[Stored items from a collection]
◆ ◆ ◆
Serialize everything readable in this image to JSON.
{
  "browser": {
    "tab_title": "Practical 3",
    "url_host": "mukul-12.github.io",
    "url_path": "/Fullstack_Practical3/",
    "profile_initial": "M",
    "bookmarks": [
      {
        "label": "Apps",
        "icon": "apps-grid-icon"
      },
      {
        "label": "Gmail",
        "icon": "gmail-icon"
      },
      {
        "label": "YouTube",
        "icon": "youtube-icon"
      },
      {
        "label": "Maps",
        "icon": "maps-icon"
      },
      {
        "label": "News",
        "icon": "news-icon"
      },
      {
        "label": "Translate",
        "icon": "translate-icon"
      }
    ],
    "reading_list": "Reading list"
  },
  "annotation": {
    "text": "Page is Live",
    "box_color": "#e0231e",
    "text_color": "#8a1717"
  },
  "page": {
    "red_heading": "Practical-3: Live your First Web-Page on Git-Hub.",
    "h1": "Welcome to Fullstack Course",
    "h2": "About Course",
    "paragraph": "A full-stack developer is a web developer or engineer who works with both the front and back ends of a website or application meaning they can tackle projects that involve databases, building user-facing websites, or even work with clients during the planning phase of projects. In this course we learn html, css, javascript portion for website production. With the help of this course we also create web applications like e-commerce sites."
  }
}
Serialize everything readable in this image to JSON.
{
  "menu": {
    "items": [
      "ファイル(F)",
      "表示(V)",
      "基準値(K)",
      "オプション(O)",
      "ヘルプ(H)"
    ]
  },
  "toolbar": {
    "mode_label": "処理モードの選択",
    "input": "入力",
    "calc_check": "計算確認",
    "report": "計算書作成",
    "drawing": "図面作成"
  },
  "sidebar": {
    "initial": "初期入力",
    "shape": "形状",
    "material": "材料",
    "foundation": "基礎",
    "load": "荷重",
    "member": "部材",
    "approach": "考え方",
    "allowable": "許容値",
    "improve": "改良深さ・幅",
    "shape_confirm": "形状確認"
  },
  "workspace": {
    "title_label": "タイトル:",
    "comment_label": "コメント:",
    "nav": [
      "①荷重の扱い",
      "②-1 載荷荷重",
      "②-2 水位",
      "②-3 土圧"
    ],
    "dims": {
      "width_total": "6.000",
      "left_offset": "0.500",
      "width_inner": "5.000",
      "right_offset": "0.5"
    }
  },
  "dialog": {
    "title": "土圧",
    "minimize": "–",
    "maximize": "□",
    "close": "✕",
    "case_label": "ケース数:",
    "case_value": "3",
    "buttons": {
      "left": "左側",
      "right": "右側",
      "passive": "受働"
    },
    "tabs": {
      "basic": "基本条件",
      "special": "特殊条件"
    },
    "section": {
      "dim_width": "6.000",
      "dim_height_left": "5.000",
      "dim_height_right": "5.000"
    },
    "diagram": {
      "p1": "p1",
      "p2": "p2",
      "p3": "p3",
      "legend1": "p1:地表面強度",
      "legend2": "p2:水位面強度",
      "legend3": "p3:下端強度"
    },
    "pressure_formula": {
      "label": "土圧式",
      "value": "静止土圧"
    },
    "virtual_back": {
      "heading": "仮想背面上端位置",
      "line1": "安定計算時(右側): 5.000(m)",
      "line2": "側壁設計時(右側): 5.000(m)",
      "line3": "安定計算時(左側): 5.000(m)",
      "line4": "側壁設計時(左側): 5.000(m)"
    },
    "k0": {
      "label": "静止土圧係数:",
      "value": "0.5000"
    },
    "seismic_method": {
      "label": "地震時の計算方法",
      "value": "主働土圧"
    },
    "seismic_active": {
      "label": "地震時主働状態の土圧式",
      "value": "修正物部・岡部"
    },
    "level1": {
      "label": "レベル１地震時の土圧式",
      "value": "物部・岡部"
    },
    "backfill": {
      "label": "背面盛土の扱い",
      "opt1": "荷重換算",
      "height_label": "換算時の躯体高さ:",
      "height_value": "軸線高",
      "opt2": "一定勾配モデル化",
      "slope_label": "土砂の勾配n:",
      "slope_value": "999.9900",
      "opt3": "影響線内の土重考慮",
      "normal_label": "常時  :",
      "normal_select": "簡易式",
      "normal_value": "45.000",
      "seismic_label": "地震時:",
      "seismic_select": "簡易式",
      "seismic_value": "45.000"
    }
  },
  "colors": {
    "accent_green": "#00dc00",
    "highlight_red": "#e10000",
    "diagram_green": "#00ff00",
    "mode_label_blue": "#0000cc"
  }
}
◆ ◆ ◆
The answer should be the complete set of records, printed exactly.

Exercise answer »
Serialize everything readable in this image to JSON.
{
  "browser": {
    "tab_title": "Practical 3",
    "url_host": "mukul-12.github.io",
    "url_path": "/Fullstack_Practical3/",
    "profile_initial": "M",
    "bookmarks": [
      {
        "label": "Apps",
        "icon": "apps-grid-icon"
      },
      {
        "label": "Gmail",
        "icon": "gmail-icon"
      },
      {
        "label": "YouTube",
        "icon": "youtube-icon"
      },
      {
        "label": "Maps",
        "icon": "maps-icon"
      },
      {
        "label": "News",
        "icon": "news-icon"
      },
      {
        "label": "Translate",
        "icon": "translate-icon"
      }
    ],
    "reading_list": "Reading list"
  },
  "annotation": {
    "text": "Page is Live",
    "box_color": "#e0231e",
    "text_color": "#8a1717"
  },
  "page": {
    "red_heading": "Practical-3: Live your First Web-Page on Git-Hub.",
    "h1": "Welcome to Fullstack Course",
    "h2": "About Course",
    "paragraph": "A full-stack developer is a web developer or engineer who works with both the front and back ends of a website or application meaning they can tackle projects that involve databases, building user-facing websites, or even work with clients during the planning phase of projects. In this course we learn html, css, javascript portion for website production. With the help of this course we also create web applications like e-commerce sites."
  }
}
Serialize everything readable in this image to JSON.
{
  "menu": {
    "items": [
      "ファイル(F)",
      "表示(V)",
      "基準値(K)",
      "オプション(O)",
      "ヘルプ(H)"
    ]
  },
  "toolbar": {
    "mode_label": "処理モードの選択",
    "input": "入力",
    "calc_check": "計算確認",
    "report": "計算書作成",
    "drawing": "図面作成"
  },
  "sidebar": {
    "initial": "初期入力",
    "shape": "形状",
    "material": "材料",
    "foundation": "基礎",
    "load": "荷重",
    "member": "部材",
    "approach": "考え方",
    "allowable": "許容値",
    "improve": "改良深さ・幅",
    "shape_confirm": "形状確認"
  },
  "workspace": {
    "title_label": "タイトル:",
    "comment_label": "コメント:",
    "nav": [
      "①荷重の扱い",
      "②-1 載荷荷重",
      "②-2 水位",
      "②-3 土圧"
    ],
    "dims": {
      "width_total": "6.000",
      "left_offset": "0.500",
      "width_inner": "5.000",
      "right_offset": "0.5"
    }
  },
  "dialog": {
    "title": "土圧",
    "minimize": "–",
    "maximize": "□",
    "close": "✕",
    "case_label": "ケース数:",
    "case_value": "3",
    "buttons": {
      "left": "左側",
      "right": "右側",
      "passive": "受働"
    },
    "tabs": {
      "basic": "基本条件",
      "special": "特殊条件"
    },
    "section": {
      "dim_width": "6.000",
      "dim_height_left": "5.000",
      "dim_height_right": "5.000"
    },
    "diagram": {
      "p1": "p1",
      "p2": "p2",
      "p3": "p3",
      "legend1": "p1:地表面強度",
      "legend2": "p2:水位面強度",
      "legend3": "p3:下端強度"
    },
    "pressure_formula": {
      "label": "土圧式",
      "value": "静止土圧"
    },
    "virtual_back": {
      "heading": "仮想背面上端位置",
      "line1": "安定計算時(右側): 5.000(m)",
      "line2": "側壁設計時(右側): 5.000(m)",
      "line3": "安定計算時(左側): 5.000(m)",
      "line4": "側壁設計時(左側): 5.000(m)"
    },
    "k0": {
      "label": "静止土圧係数:",
      "value": "0.5000"
    },
    "seismic_method": {
      "label": "地震時の計算方法",
      "value": "主働土圧"
    },
    "seismic_active": {
      "label": "地震時主働状態の土圧式",
      "value": "修正物部・岡部"
    },
    "level1": {
      "label": "レベル１地震時の土圧式",
      "value": "物部・岡部"
    },
    "backfill": {
      "label": "背面盛土の扱い",
      "opt1": "荷重換算",
      "height_label": "換算時の躯体高さ:",
      "height_value": "軸線高",
      "opt2": "一定勾配モデル化",
      "slope_label": "土砂の勾配n:",
      "slope_value": "999.9900",
      "opt3": "影響線内の土重考慮",
      "normal_label": "常時  :",
      "normal_select": "簡易式",
      "normal_value": "45.000",
      "seismic_label": "地震時:",
      "seismic_select": "簡易式",
      "seismic_value": "45.000"
    }
  },
  "colors": {
    "accent_green": "#00dc00",
    "highlight_red": "#e10000",
    "diagram_green": "#00ff00",
    "mode_label_blue": "#0000cc"
  }
}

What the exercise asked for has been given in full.